> [EXERCISE GOAL]: If a line in the records below contains "JSON", copy that line.

> [INFORMATION SUPPLIED]:
Segment Open
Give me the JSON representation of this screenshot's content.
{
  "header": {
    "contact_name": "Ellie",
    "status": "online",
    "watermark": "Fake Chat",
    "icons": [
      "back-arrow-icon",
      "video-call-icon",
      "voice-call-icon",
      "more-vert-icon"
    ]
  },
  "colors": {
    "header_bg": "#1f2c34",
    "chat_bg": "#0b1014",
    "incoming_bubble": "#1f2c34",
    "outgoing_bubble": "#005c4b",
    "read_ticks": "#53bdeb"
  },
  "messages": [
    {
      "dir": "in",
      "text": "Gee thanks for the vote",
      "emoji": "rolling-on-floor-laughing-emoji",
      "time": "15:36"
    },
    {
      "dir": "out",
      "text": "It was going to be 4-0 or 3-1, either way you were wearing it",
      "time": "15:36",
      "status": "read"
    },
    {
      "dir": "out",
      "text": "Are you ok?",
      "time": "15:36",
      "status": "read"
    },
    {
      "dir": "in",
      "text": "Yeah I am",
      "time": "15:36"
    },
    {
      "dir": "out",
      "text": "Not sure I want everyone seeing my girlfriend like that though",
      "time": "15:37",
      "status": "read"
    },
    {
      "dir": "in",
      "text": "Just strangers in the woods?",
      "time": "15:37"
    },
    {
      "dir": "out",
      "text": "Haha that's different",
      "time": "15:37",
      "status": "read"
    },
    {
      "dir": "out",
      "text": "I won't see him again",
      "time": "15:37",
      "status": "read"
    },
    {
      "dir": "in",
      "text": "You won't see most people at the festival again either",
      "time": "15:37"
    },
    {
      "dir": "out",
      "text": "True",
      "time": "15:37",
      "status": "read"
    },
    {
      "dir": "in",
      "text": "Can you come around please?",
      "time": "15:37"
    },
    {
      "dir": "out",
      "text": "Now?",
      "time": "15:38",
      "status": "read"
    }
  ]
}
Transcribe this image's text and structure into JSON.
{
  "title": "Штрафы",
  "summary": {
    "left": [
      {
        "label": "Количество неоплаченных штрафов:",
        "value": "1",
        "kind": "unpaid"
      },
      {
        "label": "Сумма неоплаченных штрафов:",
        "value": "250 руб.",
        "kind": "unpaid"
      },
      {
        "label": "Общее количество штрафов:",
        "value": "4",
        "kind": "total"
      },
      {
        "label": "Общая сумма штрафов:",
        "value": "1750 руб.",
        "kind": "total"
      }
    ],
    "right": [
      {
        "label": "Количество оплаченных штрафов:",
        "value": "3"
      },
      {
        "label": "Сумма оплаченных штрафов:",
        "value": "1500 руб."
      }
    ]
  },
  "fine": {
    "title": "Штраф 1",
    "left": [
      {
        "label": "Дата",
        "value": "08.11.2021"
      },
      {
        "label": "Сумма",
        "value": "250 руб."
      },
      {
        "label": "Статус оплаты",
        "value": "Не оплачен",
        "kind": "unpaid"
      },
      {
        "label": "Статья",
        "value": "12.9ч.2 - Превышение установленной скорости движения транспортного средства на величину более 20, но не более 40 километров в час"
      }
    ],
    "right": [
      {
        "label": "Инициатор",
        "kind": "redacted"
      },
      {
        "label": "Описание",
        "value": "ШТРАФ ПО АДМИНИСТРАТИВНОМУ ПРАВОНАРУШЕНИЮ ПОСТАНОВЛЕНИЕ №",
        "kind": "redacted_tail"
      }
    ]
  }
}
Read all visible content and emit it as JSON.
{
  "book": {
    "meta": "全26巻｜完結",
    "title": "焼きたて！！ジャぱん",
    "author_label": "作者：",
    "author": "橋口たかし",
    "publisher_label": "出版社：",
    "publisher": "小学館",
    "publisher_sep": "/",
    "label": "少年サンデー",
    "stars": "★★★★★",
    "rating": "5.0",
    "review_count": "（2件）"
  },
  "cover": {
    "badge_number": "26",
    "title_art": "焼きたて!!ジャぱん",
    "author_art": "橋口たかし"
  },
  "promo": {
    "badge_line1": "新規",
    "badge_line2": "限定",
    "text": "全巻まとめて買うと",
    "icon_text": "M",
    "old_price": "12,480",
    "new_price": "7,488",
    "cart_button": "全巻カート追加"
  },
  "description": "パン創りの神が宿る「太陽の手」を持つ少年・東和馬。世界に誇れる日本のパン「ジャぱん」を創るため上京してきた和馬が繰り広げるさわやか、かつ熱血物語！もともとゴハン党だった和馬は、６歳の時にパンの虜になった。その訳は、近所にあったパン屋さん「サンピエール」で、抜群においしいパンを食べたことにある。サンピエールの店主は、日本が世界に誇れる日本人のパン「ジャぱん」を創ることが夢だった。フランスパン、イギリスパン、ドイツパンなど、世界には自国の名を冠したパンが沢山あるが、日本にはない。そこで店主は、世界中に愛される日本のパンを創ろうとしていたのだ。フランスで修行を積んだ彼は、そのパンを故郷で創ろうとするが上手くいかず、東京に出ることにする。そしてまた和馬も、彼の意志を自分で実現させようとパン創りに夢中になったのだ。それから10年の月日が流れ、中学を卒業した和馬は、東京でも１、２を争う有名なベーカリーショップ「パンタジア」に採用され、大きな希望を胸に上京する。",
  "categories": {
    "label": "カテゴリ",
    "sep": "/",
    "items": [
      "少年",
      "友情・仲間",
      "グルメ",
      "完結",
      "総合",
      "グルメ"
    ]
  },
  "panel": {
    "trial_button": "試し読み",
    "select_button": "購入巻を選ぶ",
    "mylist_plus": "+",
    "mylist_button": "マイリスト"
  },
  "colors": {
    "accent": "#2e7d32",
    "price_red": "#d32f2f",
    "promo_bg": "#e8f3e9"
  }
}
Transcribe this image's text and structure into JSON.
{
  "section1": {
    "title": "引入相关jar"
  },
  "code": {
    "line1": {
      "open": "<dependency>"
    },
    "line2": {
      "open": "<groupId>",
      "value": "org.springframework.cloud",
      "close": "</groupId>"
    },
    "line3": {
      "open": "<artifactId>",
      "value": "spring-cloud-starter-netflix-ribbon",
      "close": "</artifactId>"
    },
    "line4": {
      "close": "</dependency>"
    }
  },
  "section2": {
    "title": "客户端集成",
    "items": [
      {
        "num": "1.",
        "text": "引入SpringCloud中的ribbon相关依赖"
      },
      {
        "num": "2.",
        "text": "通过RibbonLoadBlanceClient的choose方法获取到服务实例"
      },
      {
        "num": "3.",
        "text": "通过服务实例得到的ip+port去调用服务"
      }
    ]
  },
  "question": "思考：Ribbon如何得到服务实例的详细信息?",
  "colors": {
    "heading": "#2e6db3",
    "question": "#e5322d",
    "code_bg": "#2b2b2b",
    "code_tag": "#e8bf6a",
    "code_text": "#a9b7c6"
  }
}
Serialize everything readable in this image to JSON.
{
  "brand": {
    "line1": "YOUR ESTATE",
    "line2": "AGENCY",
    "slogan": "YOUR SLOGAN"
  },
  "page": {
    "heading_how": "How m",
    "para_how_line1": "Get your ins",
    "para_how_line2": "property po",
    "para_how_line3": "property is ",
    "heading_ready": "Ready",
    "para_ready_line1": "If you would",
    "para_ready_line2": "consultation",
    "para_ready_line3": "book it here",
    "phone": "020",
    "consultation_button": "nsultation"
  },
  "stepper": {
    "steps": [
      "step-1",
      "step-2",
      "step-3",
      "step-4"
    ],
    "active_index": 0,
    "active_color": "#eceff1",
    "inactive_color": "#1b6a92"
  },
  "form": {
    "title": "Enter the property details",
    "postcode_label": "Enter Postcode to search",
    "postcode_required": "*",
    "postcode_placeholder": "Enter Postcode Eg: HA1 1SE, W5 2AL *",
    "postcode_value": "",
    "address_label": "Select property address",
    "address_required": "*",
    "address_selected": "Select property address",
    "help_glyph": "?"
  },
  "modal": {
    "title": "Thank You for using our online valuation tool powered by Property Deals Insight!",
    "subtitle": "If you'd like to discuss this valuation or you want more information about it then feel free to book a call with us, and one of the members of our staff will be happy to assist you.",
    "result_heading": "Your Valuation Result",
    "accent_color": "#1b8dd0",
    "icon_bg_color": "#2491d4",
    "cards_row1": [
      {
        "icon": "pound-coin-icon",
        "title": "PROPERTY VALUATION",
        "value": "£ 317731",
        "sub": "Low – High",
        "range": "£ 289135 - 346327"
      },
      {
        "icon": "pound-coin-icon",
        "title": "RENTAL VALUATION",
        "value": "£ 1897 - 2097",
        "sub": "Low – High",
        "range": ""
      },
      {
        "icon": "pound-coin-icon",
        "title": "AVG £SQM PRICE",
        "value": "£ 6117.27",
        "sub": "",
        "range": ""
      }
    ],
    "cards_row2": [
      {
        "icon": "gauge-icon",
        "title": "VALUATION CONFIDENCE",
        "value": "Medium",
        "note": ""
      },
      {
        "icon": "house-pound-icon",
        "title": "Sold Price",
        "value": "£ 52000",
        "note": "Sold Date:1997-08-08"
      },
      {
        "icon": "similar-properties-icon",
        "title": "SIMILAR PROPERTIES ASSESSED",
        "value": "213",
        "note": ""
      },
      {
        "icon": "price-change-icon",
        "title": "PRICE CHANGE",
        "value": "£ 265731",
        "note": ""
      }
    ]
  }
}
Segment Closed
> [FINISHED TASK]:
Give me the JSON representation of this screenshot's content.
Transcribe this image's text and structure into JSON.
Read all visible content and emit it as JSON.
Transcribe this image's text and structure into JSON.
Serialize everything readable in this image to JSON.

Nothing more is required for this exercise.